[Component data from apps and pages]
##############################
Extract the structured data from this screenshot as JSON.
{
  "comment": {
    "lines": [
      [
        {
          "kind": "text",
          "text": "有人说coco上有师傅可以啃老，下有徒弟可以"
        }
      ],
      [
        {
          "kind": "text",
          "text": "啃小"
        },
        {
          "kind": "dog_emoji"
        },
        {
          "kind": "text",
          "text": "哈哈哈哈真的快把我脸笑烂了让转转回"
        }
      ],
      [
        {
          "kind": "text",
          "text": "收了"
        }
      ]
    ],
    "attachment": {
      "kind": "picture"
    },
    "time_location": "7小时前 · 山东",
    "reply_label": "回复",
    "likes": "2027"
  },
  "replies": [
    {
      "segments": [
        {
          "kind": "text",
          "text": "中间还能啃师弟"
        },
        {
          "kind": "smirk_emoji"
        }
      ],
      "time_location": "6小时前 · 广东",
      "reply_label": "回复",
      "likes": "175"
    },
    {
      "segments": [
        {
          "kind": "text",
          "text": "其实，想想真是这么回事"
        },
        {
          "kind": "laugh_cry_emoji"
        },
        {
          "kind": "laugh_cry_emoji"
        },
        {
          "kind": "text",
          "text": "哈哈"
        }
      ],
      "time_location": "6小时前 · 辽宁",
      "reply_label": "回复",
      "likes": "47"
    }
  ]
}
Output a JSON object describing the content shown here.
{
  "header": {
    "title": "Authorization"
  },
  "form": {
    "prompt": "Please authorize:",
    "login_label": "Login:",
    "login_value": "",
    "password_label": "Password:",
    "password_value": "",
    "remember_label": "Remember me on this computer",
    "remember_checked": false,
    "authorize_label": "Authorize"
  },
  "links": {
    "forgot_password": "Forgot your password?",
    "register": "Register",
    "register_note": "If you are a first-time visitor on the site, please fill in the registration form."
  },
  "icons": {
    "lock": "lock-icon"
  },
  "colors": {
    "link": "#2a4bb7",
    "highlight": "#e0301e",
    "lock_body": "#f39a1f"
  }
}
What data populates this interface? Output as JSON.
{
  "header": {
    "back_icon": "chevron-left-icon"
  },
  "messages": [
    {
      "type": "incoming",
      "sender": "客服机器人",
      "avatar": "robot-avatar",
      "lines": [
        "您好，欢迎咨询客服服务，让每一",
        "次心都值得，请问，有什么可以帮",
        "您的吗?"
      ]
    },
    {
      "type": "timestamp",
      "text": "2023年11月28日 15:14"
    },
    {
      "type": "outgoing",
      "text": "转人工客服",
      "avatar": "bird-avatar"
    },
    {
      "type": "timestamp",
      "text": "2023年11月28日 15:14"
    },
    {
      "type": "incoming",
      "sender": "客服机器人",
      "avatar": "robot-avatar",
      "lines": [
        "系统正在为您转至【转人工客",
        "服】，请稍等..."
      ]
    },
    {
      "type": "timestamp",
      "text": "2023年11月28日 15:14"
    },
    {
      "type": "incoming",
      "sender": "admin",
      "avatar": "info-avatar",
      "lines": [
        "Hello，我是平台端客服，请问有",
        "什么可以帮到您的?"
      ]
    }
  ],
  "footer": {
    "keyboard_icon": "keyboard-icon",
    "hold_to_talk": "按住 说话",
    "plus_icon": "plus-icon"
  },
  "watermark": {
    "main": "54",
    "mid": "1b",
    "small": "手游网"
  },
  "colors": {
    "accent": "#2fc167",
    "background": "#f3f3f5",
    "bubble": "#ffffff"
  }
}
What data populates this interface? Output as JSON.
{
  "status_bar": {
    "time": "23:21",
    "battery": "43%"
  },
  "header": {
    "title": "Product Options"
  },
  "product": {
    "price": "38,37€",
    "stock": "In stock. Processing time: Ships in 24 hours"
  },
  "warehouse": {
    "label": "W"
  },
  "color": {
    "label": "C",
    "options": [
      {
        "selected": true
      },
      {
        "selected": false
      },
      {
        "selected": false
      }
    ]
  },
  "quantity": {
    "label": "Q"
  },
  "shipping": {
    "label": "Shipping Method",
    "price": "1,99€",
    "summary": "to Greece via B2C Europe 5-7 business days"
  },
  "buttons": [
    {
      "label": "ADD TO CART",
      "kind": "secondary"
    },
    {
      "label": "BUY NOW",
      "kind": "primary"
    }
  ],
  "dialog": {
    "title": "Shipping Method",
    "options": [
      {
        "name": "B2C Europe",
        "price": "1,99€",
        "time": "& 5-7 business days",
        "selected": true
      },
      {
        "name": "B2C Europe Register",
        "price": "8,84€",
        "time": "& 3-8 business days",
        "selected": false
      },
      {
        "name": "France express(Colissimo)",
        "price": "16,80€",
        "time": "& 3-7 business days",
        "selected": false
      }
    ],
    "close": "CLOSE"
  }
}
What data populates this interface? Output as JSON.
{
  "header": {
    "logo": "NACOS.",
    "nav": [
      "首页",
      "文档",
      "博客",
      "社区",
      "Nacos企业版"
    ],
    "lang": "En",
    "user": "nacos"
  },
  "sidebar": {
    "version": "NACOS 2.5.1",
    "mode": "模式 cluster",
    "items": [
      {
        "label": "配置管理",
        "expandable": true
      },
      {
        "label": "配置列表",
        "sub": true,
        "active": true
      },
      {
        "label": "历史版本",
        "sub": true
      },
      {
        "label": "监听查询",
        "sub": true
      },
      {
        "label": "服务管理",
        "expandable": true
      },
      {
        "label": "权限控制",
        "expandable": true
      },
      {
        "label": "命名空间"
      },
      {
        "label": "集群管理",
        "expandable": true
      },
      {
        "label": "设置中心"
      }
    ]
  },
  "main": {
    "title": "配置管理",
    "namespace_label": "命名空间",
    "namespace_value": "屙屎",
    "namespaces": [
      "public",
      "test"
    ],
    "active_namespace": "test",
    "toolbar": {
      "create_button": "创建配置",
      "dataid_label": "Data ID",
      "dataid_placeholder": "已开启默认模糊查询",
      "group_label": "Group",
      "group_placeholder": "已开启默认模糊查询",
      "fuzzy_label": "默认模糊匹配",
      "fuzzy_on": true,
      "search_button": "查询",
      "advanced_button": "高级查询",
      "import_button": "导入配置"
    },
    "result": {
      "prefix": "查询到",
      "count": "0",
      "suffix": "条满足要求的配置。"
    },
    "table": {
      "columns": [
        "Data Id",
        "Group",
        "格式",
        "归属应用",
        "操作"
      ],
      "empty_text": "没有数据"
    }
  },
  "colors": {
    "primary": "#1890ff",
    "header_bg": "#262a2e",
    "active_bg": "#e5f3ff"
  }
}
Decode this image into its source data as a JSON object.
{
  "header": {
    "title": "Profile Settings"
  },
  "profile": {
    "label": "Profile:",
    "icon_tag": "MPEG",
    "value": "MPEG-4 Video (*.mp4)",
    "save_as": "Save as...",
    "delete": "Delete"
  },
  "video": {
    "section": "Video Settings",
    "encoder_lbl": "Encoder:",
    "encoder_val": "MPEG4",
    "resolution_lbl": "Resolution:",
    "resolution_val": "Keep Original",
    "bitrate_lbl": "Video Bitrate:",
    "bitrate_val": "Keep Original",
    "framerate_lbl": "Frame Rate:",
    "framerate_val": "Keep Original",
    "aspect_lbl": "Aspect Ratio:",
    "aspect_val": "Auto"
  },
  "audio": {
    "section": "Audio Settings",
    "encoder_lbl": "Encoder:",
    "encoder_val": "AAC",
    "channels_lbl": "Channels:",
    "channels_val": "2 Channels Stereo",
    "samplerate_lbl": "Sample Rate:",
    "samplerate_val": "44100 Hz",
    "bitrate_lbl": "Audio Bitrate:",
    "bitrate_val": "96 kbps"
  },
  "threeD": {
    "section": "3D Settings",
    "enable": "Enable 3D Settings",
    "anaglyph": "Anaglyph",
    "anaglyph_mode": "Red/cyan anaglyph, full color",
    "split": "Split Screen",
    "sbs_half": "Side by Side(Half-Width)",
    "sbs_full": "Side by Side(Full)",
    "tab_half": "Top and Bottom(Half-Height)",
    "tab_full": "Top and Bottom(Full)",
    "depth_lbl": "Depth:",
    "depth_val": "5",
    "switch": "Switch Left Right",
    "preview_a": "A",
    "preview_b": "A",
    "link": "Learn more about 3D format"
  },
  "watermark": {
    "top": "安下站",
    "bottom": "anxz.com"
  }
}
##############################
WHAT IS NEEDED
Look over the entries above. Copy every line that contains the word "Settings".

ANSWER TO THIS TASK
    "title": "Profile Settings"
    "section": "Video Settings",
    "section": "Audio Settings",
    "section": "3D Settings",
    "enable": "Enable 3D Settings",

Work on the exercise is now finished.